California is now the first state in the nation to ban employers and school officials from discriminating against people based on their natural hairstyle. Governor Gavin Newsom signed the new law, which was first introduced in California by Senator Holly Mitchell.
Senate Bill 188, also known as the CROWN Act: Creating a Respectful and Open Workplace for Natural Hair, makes it illegal to enforce dress code or grooming policies against hairstyles such as Afros, braids, twists, and locks. SB 188 updates the state’s anti-discrimination law so the definition of race also includes “traits historically associated with race, including, but not limited to, hair texture and protective hairstyles.”
Ultimately, this new law protects the right of individuals to choose to wear their hair in its natural form in the workplace or school.

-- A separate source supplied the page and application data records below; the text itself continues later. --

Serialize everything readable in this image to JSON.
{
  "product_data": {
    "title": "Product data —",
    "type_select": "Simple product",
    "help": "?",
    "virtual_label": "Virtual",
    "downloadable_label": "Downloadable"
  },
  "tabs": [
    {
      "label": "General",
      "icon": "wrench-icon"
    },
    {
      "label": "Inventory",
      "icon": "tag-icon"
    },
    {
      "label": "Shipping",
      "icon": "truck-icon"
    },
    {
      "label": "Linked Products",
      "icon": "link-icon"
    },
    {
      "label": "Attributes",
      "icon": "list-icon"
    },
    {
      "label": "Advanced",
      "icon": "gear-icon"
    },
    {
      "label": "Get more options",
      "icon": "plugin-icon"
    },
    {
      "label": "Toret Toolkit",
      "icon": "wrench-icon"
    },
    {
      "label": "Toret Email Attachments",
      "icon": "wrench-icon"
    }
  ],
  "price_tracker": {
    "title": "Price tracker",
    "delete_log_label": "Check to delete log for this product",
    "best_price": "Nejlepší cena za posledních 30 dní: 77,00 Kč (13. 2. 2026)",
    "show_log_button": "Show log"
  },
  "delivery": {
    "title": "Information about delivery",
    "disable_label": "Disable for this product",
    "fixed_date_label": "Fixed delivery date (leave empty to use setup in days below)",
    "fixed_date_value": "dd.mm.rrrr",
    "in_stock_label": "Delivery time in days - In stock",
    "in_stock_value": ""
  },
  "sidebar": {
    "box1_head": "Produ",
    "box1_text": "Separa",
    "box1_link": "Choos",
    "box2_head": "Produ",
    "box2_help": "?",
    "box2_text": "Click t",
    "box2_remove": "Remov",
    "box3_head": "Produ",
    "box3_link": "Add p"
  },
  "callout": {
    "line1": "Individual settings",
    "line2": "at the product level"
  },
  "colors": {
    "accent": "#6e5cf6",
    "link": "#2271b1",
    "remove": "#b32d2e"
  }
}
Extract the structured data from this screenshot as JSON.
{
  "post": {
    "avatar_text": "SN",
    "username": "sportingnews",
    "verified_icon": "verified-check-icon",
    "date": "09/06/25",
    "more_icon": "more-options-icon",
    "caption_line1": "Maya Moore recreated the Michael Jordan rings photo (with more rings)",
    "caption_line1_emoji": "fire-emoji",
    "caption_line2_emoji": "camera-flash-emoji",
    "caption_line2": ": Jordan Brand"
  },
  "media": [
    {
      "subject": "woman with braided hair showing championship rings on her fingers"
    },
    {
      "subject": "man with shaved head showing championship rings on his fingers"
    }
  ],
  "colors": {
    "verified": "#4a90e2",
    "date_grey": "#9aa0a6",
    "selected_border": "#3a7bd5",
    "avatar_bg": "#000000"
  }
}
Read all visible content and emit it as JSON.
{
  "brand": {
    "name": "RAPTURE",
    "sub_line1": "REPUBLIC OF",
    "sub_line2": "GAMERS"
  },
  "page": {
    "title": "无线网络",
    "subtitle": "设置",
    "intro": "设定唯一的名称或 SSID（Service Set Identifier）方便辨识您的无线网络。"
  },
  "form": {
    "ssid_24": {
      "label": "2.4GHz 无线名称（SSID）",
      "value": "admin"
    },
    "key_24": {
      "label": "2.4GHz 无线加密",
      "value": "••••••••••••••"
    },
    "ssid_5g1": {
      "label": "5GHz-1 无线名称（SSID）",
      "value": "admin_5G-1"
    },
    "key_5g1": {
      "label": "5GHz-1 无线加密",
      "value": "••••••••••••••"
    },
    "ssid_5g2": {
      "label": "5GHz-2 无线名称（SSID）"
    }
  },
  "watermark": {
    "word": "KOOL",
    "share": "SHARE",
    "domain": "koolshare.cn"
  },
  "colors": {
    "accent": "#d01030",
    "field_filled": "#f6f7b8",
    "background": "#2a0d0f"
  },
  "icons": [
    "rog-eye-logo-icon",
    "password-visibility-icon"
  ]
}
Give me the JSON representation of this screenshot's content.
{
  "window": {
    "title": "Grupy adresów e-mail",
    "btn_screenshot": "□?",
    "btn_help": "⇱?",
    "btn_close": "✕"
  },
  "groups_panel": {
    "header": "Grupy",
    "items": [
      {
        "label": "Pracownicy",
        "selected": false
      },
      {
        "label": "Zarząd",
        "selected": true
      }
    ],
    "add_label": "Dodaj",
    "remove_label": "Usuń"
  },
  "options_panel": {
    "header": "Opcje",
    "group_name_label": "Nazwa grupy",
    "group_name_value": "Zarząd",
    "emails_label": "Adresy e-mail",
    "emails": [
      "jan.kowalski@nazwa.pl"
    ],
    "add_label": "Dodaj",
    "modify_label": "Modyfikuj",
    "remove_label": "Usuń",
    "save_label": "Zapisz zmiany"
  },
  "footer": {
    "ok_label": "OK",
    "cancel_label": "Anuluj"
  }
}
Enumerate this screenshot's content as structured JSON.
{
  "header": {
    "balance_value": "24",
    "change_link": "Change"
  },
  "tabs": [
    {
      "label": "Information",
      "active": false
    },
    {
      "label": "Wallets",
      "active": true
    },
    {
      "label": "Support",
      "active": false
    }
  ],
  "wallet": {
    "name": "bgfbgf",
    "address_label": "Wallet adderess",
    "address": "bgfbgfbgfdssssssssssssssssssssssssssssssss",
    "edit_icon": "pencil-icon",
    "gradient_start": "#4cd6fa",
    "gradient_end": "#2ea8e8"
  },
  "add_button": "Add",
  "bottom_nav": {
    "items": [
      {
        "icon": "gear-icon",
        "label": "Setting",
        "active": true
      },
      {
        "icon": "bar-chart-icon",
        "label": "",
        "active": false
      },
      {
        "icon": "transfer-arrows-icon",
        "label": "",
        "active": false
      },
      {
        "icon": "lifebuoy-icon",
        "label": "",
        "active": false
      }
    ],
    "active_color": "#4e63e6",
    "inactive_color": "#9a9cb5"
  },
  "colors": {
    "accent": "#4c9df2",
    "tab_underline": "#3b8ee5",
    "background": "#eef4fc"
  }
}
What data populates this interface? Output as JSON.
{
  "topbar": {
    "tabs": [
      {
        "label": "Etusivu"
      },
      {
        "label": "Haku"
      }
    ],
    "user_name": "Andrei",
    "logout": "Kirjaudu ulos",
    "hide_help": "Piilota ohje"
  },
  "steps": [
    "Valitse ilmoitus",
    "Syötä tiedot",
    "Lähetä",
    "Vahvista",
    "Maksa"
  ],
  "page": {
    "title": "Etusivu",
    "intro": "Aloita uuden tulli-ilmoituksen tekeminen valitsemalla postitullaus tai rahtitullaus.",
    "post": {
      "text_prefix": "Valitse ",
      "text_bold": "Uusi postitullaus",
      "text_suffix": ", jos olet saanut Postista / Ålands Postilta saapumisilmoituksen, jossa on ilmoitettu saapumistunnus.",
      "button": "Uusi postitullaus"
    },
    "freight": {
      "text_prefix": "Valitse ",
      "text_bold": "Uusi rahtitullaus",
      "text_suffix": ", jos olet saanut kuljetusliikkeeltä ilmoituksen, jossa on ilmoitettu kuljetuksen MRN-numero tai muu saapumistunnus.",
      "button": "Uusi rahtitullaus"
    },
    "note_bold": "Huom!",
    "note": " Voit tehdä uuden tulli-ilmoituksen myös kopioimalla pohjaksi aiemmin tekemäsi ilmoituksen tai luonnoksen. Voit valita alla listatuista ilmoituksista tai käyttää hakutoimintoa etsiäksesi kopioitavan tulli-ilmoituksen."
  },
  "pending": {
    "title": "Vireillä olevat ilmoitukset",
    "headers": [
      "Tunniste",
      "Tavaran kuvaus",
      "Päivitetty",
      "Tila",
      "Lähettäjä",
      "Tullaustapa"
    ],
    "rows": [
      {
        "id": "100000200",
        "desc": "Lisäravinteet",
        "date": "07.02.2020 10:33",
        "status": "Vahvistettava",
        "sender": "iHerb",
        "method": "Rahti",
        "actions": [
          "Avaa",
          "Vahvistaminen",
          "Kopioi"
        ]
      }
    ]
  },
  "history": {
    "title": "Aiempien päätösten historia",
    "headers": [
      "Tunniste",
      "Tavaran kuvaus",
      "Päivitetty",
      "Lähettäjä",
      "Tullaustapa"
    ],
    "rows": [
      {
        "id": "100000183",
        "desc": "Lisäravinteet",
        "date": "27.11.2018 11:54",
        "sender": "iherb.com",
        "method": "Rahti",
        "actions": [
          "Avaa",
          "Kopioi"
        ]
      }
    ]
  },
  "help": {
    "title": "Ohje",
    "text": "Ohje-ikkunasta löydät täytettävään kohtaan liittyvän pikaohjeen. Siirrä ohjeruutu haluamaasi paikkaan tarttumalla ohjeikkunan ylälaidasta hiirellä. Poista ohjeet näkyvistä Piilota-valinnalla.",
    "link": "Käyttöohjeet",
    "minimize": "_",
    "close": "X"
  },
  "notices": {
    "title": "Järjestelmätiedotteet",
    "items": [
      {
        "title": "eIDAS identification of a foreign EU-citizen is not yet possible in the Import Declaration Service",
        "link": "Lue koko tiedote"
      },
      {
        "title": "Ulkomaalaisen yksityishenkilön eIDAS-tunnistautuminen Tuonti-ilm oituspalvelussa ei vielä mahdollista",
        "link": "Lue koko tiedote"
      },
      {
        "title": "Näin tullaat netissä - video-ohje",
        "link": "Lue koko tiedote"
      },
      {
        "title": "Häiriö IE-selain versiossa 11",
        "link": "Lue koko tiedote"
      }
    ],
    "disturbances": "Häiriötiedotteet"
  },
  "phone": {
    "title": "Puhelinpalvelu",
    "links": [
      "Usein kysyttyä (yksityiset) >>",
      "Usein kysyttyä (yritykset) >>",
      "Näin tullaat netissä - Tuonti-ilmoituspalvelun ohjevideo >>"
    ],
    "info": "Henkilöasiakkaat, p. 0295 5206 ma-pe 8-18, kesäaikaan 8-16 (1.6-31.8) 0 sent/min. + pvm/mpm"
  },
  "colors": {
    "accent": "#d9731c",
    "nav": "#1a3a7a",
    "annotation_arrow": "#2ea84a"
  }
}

According to the author, “These protections will help mitigate the unfair scrutiny and significant injustices black people face because of their hair.”
California’s new law will take effect on January 1, 2020. Employers will still be able to make and enforce certain grooming policies so long as they are non-discriminatory and have no disparate impact on any protected class.